# MATERIAL FOR THE TASK:
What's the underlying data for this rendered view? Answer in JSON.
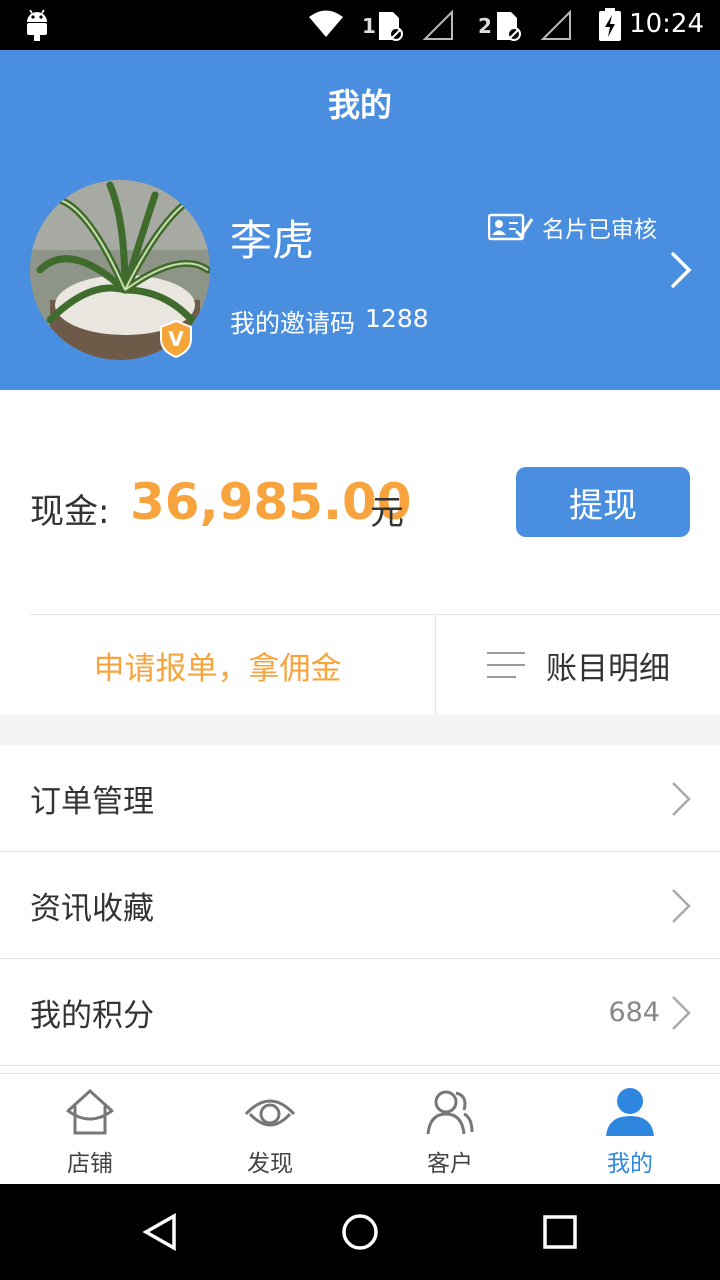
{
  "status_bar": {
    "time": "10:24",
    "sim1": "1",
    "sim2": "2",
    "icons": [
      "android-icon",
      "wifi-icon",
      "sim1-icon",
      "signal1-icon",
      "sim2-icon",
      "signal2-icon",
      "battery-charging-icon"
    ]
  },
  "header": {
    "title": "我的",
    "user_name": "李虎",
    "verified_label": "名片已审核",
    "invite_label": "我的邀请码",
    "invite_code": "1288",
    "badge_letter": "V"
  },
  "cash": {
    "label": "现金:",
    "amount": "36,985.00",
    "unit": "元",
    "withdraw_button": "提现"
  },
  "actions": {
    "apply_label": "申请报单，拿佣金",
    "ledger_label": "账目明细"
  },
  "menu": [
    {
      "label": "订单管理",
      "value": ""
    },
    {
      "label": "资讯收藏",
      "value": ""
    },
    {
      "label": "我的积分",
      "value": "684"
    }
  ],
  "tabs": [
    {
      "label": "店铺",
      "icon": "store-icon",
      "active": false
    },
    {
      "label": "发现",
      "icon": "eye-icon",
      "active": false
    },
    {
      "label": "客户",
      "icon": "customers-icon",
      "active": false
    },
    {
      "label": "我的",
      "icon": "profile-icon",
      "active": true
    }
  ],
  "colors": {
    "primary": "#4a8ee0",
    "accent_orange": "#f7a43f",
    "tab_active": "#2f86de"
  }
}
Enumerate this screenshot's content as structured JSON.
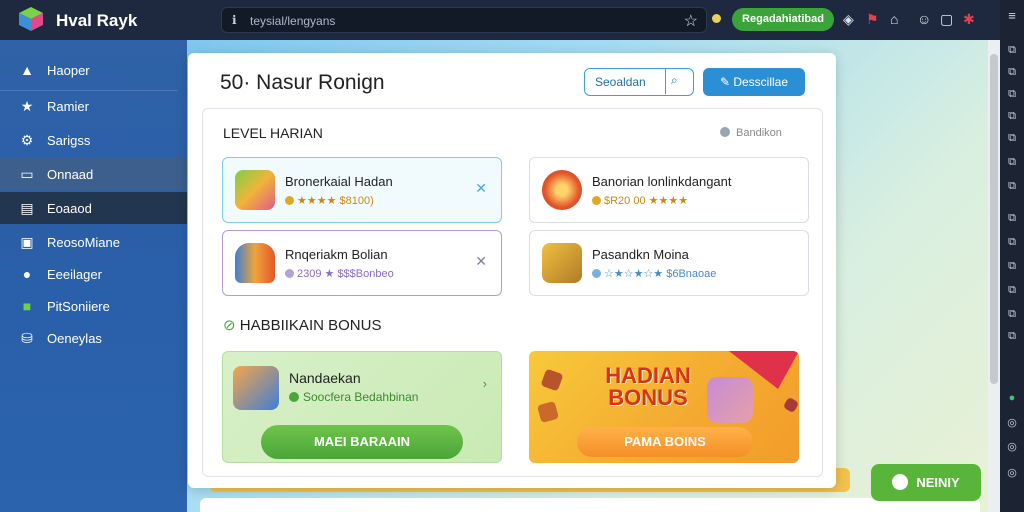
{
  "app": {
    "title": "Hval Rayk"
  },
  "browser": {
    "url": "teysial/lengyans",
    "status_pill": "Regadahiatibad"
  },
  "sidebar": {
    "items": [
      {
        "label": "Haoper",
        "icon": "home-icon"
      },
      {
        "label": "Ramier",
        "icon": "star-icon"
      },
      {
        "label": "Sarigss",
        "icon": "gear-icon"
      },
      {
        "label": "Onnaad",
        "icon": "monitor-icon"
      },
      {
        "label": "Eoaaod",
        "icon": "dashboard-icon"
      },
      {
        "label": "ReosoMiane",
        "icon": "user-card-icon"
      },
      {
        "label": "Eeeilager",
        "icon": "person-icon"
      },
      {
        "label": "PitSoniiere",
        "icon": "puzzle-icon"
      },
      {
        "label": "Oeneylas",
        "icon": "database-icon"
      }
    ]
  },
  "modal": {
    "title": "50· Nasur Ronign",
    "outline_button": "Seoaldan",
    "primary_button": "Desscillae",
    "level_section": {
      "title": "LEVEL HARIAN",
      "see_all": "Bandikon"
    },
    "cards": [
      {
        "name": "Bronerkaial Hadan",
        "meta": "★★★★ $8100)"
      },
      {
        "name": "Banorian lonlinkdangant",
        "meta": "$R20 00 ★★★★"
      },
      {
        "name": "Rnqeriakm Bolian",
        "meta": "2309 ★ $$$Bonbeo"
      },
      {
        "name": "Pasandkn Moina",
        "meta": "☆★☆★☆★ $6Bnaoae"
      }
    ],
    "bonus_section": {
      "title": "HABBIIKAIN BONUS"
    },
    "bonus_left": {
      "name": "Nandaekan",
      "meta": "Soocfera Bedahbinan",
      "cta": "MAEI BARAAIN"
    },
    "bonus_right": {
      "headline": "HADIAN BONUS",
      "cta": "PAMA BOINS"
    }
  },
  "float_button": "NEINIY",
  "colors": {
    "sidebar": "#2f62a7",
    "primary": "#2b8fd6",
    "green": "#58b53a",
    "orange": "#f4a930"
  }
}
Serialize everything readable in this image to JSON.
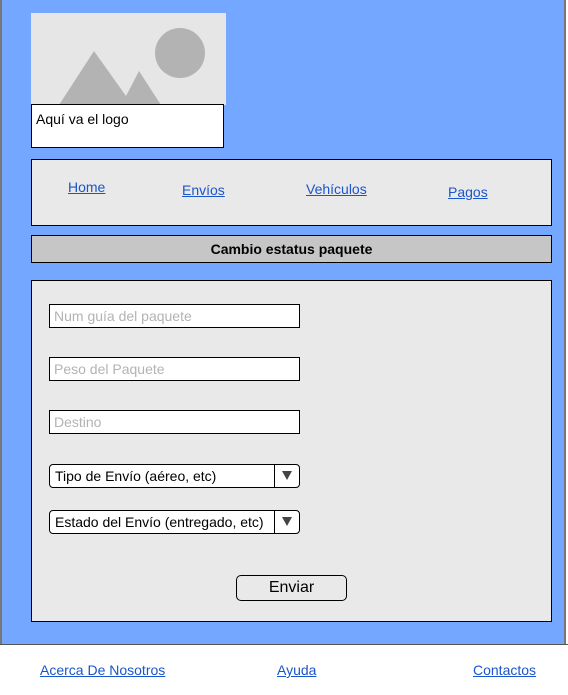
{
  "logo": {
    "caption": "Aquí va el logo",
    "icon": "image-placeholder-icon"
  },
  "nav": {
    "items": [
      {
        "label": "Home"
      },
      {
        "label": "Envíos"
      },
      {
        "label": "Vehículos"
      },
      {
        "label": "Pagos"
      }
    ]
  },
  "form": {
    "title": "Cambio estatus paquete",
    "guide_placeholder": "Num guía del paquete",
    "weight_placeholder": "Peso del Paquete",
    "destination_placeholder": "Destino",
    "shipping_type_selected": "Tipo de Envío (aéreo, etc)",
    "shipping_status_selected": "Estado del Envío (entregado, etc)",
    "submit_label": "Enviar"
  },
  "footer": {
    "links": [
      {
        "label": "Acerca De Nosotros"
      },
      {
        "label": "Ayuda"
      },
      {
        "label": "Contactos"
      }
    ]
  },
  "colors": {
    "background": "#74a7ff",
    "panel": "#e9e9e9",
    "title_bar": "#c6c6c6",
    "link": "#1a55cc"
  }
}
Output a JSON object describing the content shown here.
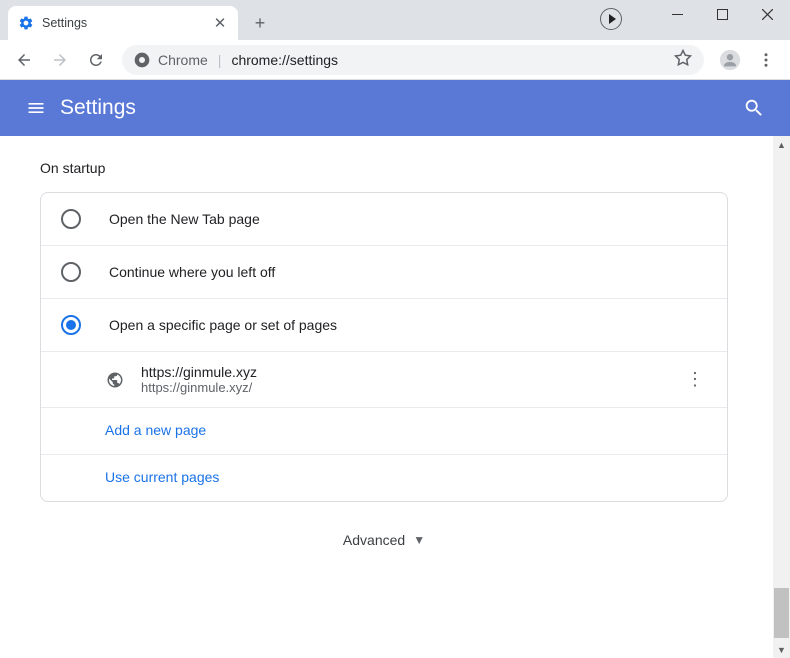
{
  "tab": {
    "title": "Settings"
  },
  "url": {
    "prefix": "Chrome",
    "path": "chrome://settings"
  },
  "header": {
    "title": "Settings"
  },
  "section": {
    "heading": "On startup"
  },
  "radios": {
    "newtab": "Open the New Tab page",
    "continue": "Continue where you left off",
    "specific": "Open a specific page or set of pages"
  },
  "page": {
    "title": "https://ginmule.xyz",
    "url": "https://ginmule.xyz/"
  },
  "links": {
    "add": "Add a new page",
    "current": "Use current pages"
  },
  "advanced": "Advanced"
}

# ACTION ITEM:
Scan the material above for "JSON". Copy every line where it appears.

# PROBLEM SOLUTION:
What's the underlying data for this rendered view? Answer in JSON.
Enumerate this screenshot's content as structured JSON.
Serialize everything readable in this image to JSON.
Output a JSON object describing the content shown here.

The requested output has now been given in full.